** DATA SHOWN follows **
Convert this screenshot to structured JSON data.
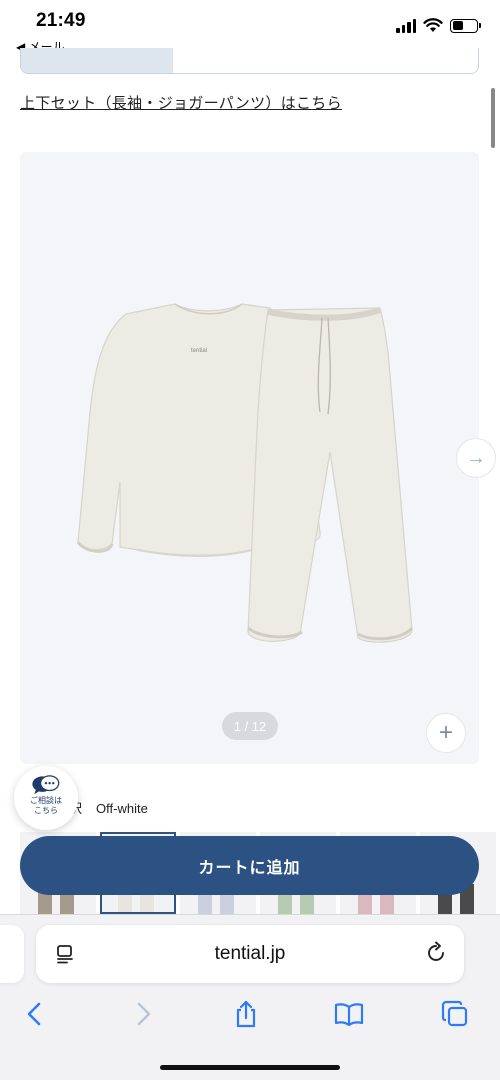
{
  "status": {
    "time": "21:49",
    "back_label": "◀ メール"
  },
  "page": {
    "set_link": "上下セット（長袖・ジョガーパンツ）はこちら",
    "gallery": {
      "page_indicator": "1 / 12",
      "plus": "+",
      "next": "→"
    },
    "color_label": "選択",
    "color_value": "Off-white",
    "chat_label_line1": "ご相談は",
    "chat_label_line2": "こちら",
    "cart_button": "カートに追加"
  },
  "browser": {
    "url": "tential.jp"
  },
  "colors": {
    "accent": "#2c5183",
    "gallery_bg": "#f4f5f8"
  },
  "icons": [
    "chevron-left-icon",
    "chevron-right-icon",
    "share-icon",
    "book-icon",
    "tabs-icon",
    "reader-icon",
    "reload-icon",
    "arrow-right-icon",
    "plus-icon",
    "chat-icon",
    "wifi-icon",
    "signal-icon",
    "battery-icon"
  ]
}
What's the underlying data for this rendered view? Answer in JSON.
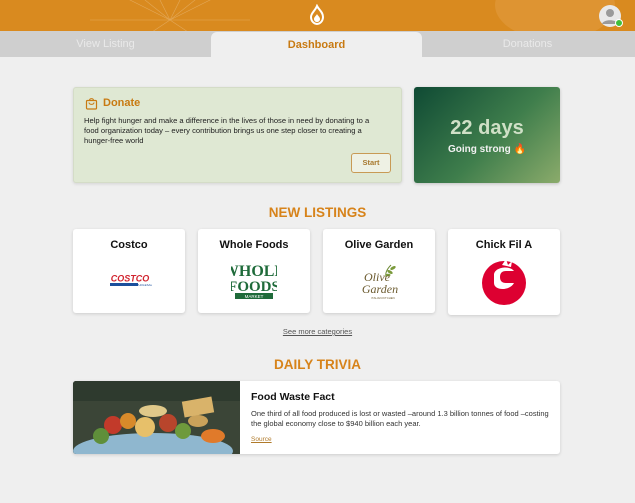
{
  "header": {
    "logo_icon": "flame-hand-icon",
    "avatar_icon": "user-avatar-icon",
    "online_status_color": "#3fbf3a",
    "brand_color": "#d98a1f"
  },
  "tabs": [
    {
      "label": "View Listing",
      "active": false
    },
    {
      "label": "Dashboard",
      "active": true
    },
    {
      "label": "Donations",
      "active": false
    }
  ],
  "donate": {
    "icon": "shopping-bag-icon",
    "title": "Donate",
    "description": "Help fight hunger and make a difference in the lives of those in need by donating to a food organization today – every contribution brings us one step closer to creating a hunger-free world",
    "button_label": "Start"
  },
  "streak": {
    "days": "22 days",
    "status": "Going strong 🔥"
  },
  "new_listings": {
    "title": "NEW LISTINGS",
    "items": [
      {
        "name": "Costco",
        "logo": "costco-logo"
      },
      {
        "name": "Whole Foods",
        "logo": "whole-foods-logo"
      },
      {
        "name": "Olive Garden",
        "logo": "olive-garden-logo"
      },
      {
        "name": "Chick Fil A",
        "logo": "chick-fil-a-logo"
      }
    ],
    "see_more": "See more categories"
  },
  "trivia": {
    "title": "DAILY TRIVIA",
    "card_title": "Food Waste Fact",
    "text": "One third of all food produced is lost or wasted –around 1.3 billion tonnes of food –costing the global economy close to $940 billion each year.",
    "source_label": "Source"
  }
}
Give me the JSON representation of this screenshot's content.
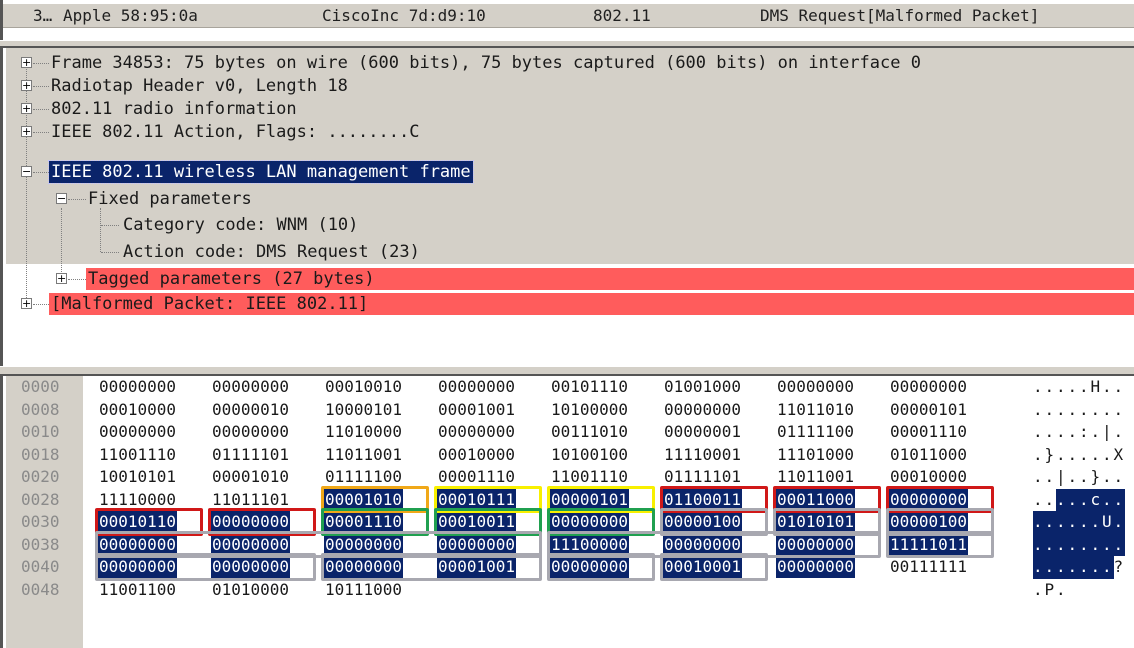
{
  "packet_list": {
    "selected_row": {
      "no": "3…",
      "source": "Apple 58:95:0a",
      "destination": "CiscoInc 7d:d9:10",
      "protocol": "802.11",
      "info": "DMS Request[Malformed Packet]"
    }
  },
  "detail_tree": {
    "items": [
      {
        "label": "Frame 34853: 75 bytes on wire (600 bits), 75 bytes captured (600 bits) on interface 0",
        "expander": "+",
        "state": "normal"
      },
      {
        "label": "Radiotap Header v0, Length 18",
        "expander": "+",
        "state": "normal"
      },
      {
        "label": "802.11 radio information",
        "expander": "+",
        "state": "normal"
      },
      {
        "label": "IEEE 802.11 Action, Flags: ........C",
        "expander": "+",
        "state": "normal"
      },
      {
        "label": "IEEE 802.11 wireless LAN management frame",
        "expander": "−",
        "state": "selected"
      },
      {
        "label": "Fixed parameters",
        "expander": "−",
        "state": "normal"
      },
      {
        "label": "Category code: WNM (10)",
        "expander": "",
        "state": "normal"
      },
      {
        "label": "Action code: DMS Request (23)",
        "expander": "",
        "state": "normal"
      },
      {
        "label": "Tagged parameters (27 bytes)",
        "expander": "+",
        "state": "error"
      },
      {
        "label": "[Malformed Packet: IEEE 802.11]",
        "expander": "+",
        "state": "error"
      }
    ]
  },
  "bytes_pane": {
    "rows": [
      {
        "offset": "0000",
        "bytes": [
          "00000000",
          "00000000",
          "00010010",
          "00000000",
          "00101110",
          "01001000",
          "00000000",
          "00000000"
        ],
        "ascii": ".....H.."
      },
      {
        "offset": "0008",
        "bytes": [
          "00010000",
          "00000010",
          "10000101",
          "00001001",
          "10100000",
          "00000000",
          "11011010",
          "00000101"
        ],
        "ascii": "........"
      },
      {
        "offset": "0010",
        "bytes": [
          "00000000",
          "00000000",
          "11010000",
          "00000000",
          "00111010",
          "00000001",
          "01111100",
          "00001110"
        ],
        "ascii": "....:.|."
      },
      {
        "offset": "0018",
        "bytes": [
          "11001110",
          "01111101",
          "11011001",
          "00010000",
          "10100100",
          "11110001",
          "11101000",
          "01011000"
        ],
        "ascii": ".}.....X"
      },
      {
        "offset": "0020",
        "bytes": [
          "10010101",
          "00001010",
          "01111100",
          "00001110",
          "11001110",
          "01111101",
          "11011001",
          "00010000"
        ],
        "ascii": "..|..}.."
      },
      {
        "offset": "0028",
        "bytes": [
          "11110000",
          "11011101",
          "00001010",
          "00010111",
          "00000101",
          "01100011",
          "00011000",
          "00000000"
        ],
        "ascii": ".....c.."
      },
      {
        "offset": "0030",
        "bytes": [
          "00010110",
          "00000000",
          "00001110",
          "00010011",
          "00000000",
          "00000100",
          "01010101",
          "00000100"
        ],
        "ascii": "......U."
      },
      {
        "offset": "0038",
        "bytes": [
          "00000000",
          "00000000",
          "00000000",
          "00000000",
          "11100000",
          "00000000",
          "00000000",
          "11111011"
        ],
        "ascii": "........"
      },
      {
        "offset": "0040",
        "bytes": [
          "00000000",
          "00000000",
          "00000000",
          "00001001",
          "00000000",
          "00010001",
          "00000000",
          "00111111"
        ],
        "ascii": ".......?"
      },
      {
        "offset": "0048",
        "bytes": [
          "11001100",
          "01010000",
          "10111000"
        ],
        "ascii": ".P."
      }
    ],
    "highlight_color": "#0a246a",
    "annotation_colors": {
      "orange": "#f0a818",
      "yellow": "#f8f000",
      "red": "#d01818",
      "green": "#20a050",
      "gray": "#a8a8b0"
    }
  }
}
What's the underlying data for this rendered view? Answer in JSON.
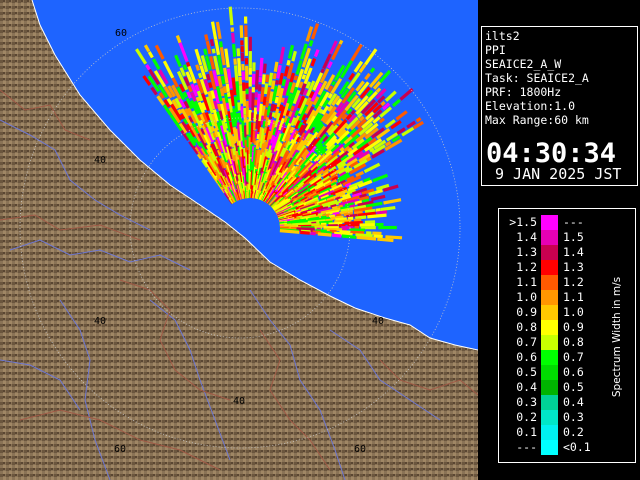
{
  "info": {
    "lines": [
      "ilts2",
      "PPI",
      "SEAICE2_A_W",
      "Task: SEAICE2_A",
      "PRF: 1800Hz",
      "Elevation:1.0",
      "Max Range:60 km"
    ],
    "time": "04:30:34",
    "date": "9 JAN 2025 JST"
  },
  "range_labels": {
    "r60_a": "60",
    "r40_a": "40",
    "r40_b": "40",
    "r40_c": "40",
    "r40_d": "40",
    "r60_b": "60",
    "r60_c": "60"
  },
  "legend": {
    "title": "Spectrum Width in m/s",
    "entries": [
      {
        "left": ">1.5",
        "right": "---",
        "color": "#ff00ff"
      },
      {
        "left": "1.4",
        "right": "1.5",
        "color": "#e600b4"
      },
      {
        "left": "1.3",
        "right": "1.4",
        "color": "#c80050"
      },
      {
        "left": "1.2",
        "right": "1.3",
        "color": "#ff0000"
      },
      {
        "left": "1.1",
        "right": "1.2",
        "color": "#ff5a00"
      },
      {
        "left": "1.0",
        "right": "1.1",
        "color": "#ff9600"
      },
      {
        "left": "0.9",
        "right": "1.0",
        "color": "#ffc800"
      },
      {
        "left": "0.8",
        "right": "0.9",
        "color": "#ffff00"
      },
      {
        "left": "0.7",
        "right": "0.8",
        "color": "#c8ff00"
      },
      {
        "left": "0.6",
        "right": "0.7",
        "color": "#00ff00"
      },
      {
        "left": "0.5",
        "right": "0.6",
        "color": "#00dc00"
      },
      {
        "left": "0.4",
        "right": "0.5",
        "color": "#00b400"
      },
      {
        "left": "0.3",
        "right": "0.4",
        "color": "#00d296"
      },
      {
        "left": "0.2",
        "right": "0.3",
        "color": "#00e6c8"
      },
      {
        "left": "0.1",
        "right": "0.2",
        "color": "#00f0f0"
      },
      {
        "left": "---",
        "right": "<0.1",
        "color": "#00ffff"
      }
    ]
  },
  "colors": {
    "sea": "#1e64ff",
    "land": "#8a7356",
    "rivers": "#6e78d2",
    "borders": "#a05a46",
    "range_rings": "#c8c8c8"
  }
}
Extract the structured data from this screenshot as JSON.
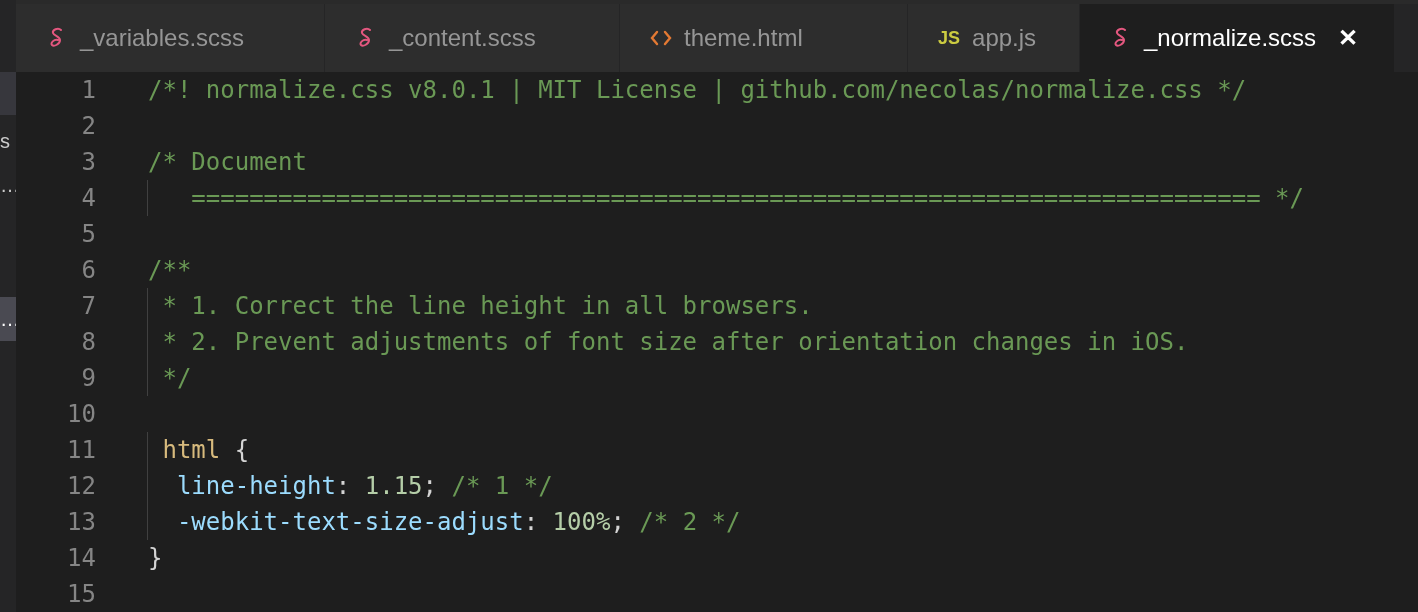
{
  "sidebar": {
    "items": [
      {
        "text": "s",
        "selected": false
      },
      {
        "text": "…",
        "selected": false
      },
      {
        "text": "…",
        "selected": true
      }
    ]
  },
  "tabs": [
    {
      "label": "_variables.scss",
      "kind": "sass",
      "selected": false
    },
    {
      "label": "_content.scss",
      "kind": "sass",
      "selected": false
    },
    {
      "label": "theme.html",
      "kind": "html",
      "selected": false
    },
    {
      "label": "app.js",
      "kind": "js",
      "icon_text": "JS",
      "selected": false
    },
    {
      "label": "_normalize.scss",
      "kind": "sass",
      "selected": true,
      "close": "✕"
    }
  ],
  "editor": {
    "lines": [
      {
        "number": "1",
        "tokens": [
          {
            "kind": "comment",
            "text": "/*! normalize.css v8.0.1 | MIT License | github.com/necolas/normalize.css */"
          }
        ]
      },
      {
        "number": "2"
      },
      {
        "number": "3",
        "tokens": [
          {
            "kind": "comment",
            "text": "/* Document"
          }
        ]
      },
      {
        "number": "4",
        "tokens": [
          {
            "kind": "comment",
            "text": "   ========================================================================== */"
          }
        ]
      },
      {
        "number": "5"
      },
      {
        "number": "6",
        "tokens": [
          {
            "kind": "comment",
            "text": "/**"
          }
        ]
      },
      {
        "number": "7",
        "tokens": [
          {
            "kind": "comment",
            "text": " * 1. Correct the line height in all browsers."
          }
        ]
      },
      {
        "number": "8",
        "tokens": [
          {
            "kind": "comment",
            "text": " * 2. Prevent adjustments of font size after orientation changes in iOS."
          }
        ]
      },
      {
        "number": "9",
        "tokens": [
          {
            "kind": "comment",
            "text": " */"
          }
        ]
      },
      {
        "number": "10"
      },
      {
        "number": "11",
        "tokens": [
          {
            "kind": "selector",
            "text": " html"
          },
          {
            "kind": "punct",
            "text": " {"
          }
        ]
      },
      {
        "number": "12",
        "tokens": [
          {
            "kind": "property",
            "text": "  line-height"
          },
          {
            "kind": "punct",
            "text": ":"
          },
          {
            "kind": "number",
            "text": " 1.15"
          },
          {
            "kind": "punct",
            "text": ";"
          },
          {
            "kind": "comment",
            "text": " /* 1 */"
          }
        ]
      },
      {
        "number": "13",
        "tokens": [
          {
            "kind": "property",
            "text": "  -webkit-text-size-adjust"
          },
          {
            "kind": "punct",
            "text": ":"
          },
          {
            "kind": "number",
            "text": " 100%"
          },
          {
            "kind": "punct",
            "text": ";"
          },
          {
            "kind": "comment",
            "text": " /* 2 */"
          }
        ]
      },
      {
        "number": "14",
        "tokens": [
          {
            "kind": "punct",
            "text": "}"
          }
        ]
      },
      {
        "number": "15"
      }
    ]
  }
}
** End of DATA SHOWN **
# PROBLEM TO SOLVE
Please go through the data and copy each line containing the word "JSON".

# COMPLETED EXERCISE
Convert this screenshot to structured JSON data.
What's the underlying data for this rendered view? Answer in JSON.
Give me the JSON representation of this screenshot's content.
What's the underlying data for this rendered view? Answer in JSON.
Extract the structured data from this screenshot as JSON.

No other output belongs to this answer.